For the last 40 to 50 years, the number of people with diabetes worldwide has nearly quadrupled. It’s called the silent epidemic (over 400 million people have diabetes), it’s causing almost two million deaths globally, and sadly, experts only see these numbers doubling over the next few years. Experts also call diabetes a "global catastrophe in slow motion", citing the astronomical costs to the planet in terms of healthcare and loss in productivity. The situation is even more untenable because the pharmaceutical industry has placed a hefty premium on insulin and other medicine diabetics need to survive.
Diabetes is a chronic health condition that disrupts how your body turns food into energy. Everything we eat is broken down to sugar or glucose by the body and released into the bloodstream. Our pancreas releases insulin, a hormone that allows the blood sugar to enter the cells for use as energy. If your body can't produce enough insulin, or your cells ignore it or stop responding to it, the blood sugar in your bloodstream will increase, causing significant and even fatal health problems.
The disease is further split into two types: Type 1, a genetic condition one is born with and shows up in childhood, and Type 2, which is mainly related to lifestyle and diet, affecting an individual later in life. The world saw increased food production from the 1960s to the 1980s due to new technologies and a growing global population. More processed, salty and sugary foods were now readily available and more people developed Type 2 diabetes.
The elevated blood sugar levels that characterize Type 2 can cause heart and kidney disease and vision loss. It’s the leading cause of amputations in the USA and Europe, as well as leading cause for dialysis and kidney transplants.
In 1921, Canadian surgeon Frederick Banting and his assistant Charles Best discovered a synthetic form of insulin, thus saving countless lives and symbolically sold the formula to pharmaceutical company Lilly for only $1. The fact that they chose not to capitalize on the suffering of millions makes the current situation ironic.
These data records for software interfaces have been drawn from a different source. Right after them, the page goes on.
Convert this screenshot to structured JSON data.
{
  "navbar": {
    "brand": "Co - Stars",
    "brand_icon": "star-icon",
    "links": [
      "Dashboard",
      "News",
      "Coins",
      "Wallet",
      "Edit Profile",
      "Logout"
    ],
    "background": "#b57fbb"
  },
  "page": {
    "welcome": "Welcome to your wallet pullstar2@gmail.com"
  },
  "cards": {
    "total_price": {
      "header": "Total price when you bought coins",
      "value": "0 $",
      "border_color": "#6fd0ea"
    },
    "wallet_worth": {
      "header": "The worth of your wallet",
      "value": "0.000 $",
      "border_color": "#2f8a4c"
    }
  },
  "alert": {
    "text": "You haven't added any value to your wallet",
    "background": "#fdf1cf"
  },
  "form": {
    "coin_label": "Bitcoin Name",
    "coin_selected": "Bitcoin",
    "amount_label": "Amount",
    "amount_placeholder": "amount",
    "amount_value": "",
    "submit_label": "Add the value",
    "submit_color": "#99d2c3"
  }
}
Today, big pharma makes billions of dollars on insulin sales alone, particularly in the USA, where insulin prices are the highest globally. With sky-high insulin prices, people are trying to ration their doses or find ways to get it cheaper from other countries threatening supply chains. And while there are also anti-diabetic pills that can help, lowering your body's glycemic level can sometimes even increase your risk.
Many people don't realize that it is possible to reverse Type 2 diabetes by cutting out sugar and eating a healthy diet made up of more vegetables, less meat, and processed food. But big pharma - and now big food corporations - are getting in the way, pushing for insulin-based treatment methods vs the alternatives. The profits are, maybe, just too good to give up.
Directed by: Dorothée Frénot, Benoît Rossel